* [Activity]: Return every line below in which "this" appears.

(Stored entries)
Start of Block

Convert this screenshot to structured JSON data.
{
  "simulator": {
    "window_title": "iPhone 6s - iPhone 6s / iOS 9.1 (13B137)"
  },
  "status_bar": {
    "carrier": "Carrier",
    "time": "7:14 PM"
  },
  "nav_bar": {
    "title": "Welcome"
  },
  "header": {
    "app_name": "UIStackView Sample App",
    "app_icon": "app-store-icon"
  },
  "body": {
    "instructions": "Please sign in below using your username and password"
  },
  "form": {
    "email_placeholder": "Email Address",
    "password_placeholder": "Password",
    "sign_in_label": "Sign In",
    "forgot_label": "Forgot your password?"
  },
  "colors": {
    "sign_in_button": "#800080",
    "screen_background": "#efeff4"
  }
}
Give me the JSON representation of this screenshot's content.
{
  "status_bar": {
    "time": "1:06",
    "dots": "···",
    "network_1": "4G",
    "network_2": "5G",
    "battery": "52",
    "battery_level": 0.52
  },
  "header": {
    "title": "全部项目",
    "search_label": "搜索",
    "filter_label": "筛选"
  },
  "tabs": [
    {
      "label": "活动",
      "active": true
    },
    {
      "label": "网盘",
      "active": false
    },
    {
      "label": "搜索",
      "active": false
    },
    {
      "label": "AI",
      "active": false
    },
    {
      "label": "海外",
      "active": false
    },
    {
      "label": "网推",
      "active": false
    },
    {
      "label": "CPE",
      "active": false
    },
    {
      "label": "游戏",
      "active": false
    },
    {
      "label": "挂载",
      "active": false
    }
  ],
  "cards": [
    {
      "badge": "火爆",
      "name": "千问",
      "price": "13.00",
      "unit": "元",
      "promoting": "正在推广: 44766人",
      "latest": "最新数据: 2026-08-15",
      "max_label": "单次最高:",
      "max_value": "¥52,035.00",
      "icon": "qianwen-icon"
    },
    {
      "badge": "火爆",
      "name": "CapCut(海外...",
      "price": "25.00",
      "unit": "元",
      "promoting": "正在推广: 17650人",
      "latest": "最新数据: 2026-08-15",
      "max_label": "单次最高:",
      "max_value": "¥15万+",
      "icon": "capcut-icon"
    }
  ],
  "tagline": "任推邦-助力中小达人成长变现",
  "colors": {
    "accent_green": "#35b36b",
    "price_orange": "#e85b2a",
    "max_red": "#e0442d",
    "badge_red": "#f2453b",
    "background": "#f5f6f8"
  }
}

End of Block

* [Your solution]:
Convert this screenshot to structured JSON data.
Give me the JSON representation of this screenshot's content.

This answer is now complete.